* Data extract:
☆ ☆ ☆ ☆ ☆

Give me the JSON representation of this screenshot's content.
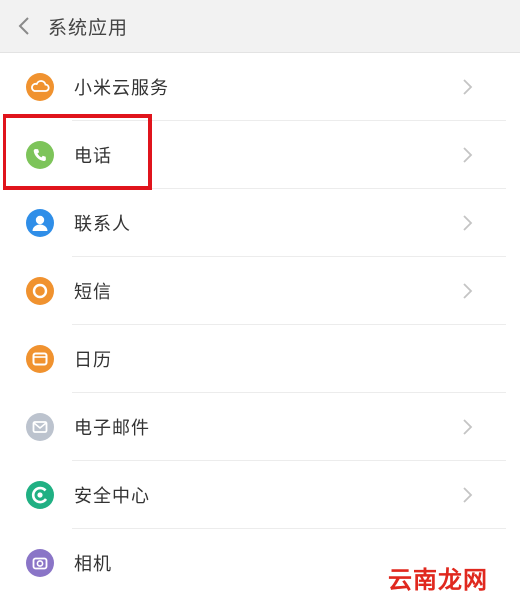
{
  "header": {
    "title": "系统应用"
  },
  "items": [
    {
      "label": "小米云服务",
      "icon": "cloud-icon",
      "color": "#f0922f"
    },
    {
      "label": "电话",
      "icon": "phone-icon",
      "color": "#7dc45a"
    },
    {
      "label": "联系人",
      "icon": "contact-icon",
      "color": "#2f8ee8"
    },
    {
      "label": "短信",
      "icon": "message-icon",
      "color": "#f0922f"
    },
    {
      "label": "日历",
      "icon": "calendar-icon",
      "color": "#f0922f"
    },
    {
      "label": "电子邮件",
      "icon": "mail-icon",
      "color": "#bcc3ce"
    },
    {
      "label": "安全中心",
      "icon": "security-icon",
      "color": "#20b083"
    },
    {
      "label": "相机",
      "icon": "camera-icon",
      "color": "#8a75c7"
    }
  ],
  "highlight_color": "#e0141c",
  "watermark": "云南龙网"
}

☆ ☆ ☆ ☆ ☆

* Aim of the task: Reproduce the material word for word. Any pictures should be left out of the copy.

* Result of this exercise:
Give me the JSON representation of this screenshot's content.
{
  "header": {
    "title": "系统应用"
  },
  "items": [
    {
      "label": "小米云服务",
      "icon": "cloud-icon",
      "color": "#f0922f"
    },
    {
      "label": "电话",
      "icon": "phone-icon",
      "color": "#7dc45a"
    },
    {
      "label": "联系人",
      "icon": "contact-icon",
      "color": "#2f8ee8"
    },
    {
      "label": "短信",
      "icon": "message-icon",
      "color": "#f0922f"
    },
    {
      "label": "日历",
      "icon": "calendar-icon",
      "color": "#f0922f"
    },
    {
      "label": "电子邮件",
      "icon": "mail-icon",
      "color": "#bcc3ce"
    },
    {
      "label": "安全中心",
      "icon": "security-icon",
      "color": "#20b083"
    },
    {
      "label": "相机",
      "icon": "camera-icon",
      "color": "#8a75c7"
    }
  ],
  "highlight_color": "#e0141c",
  "watermark": "云南龙网"
}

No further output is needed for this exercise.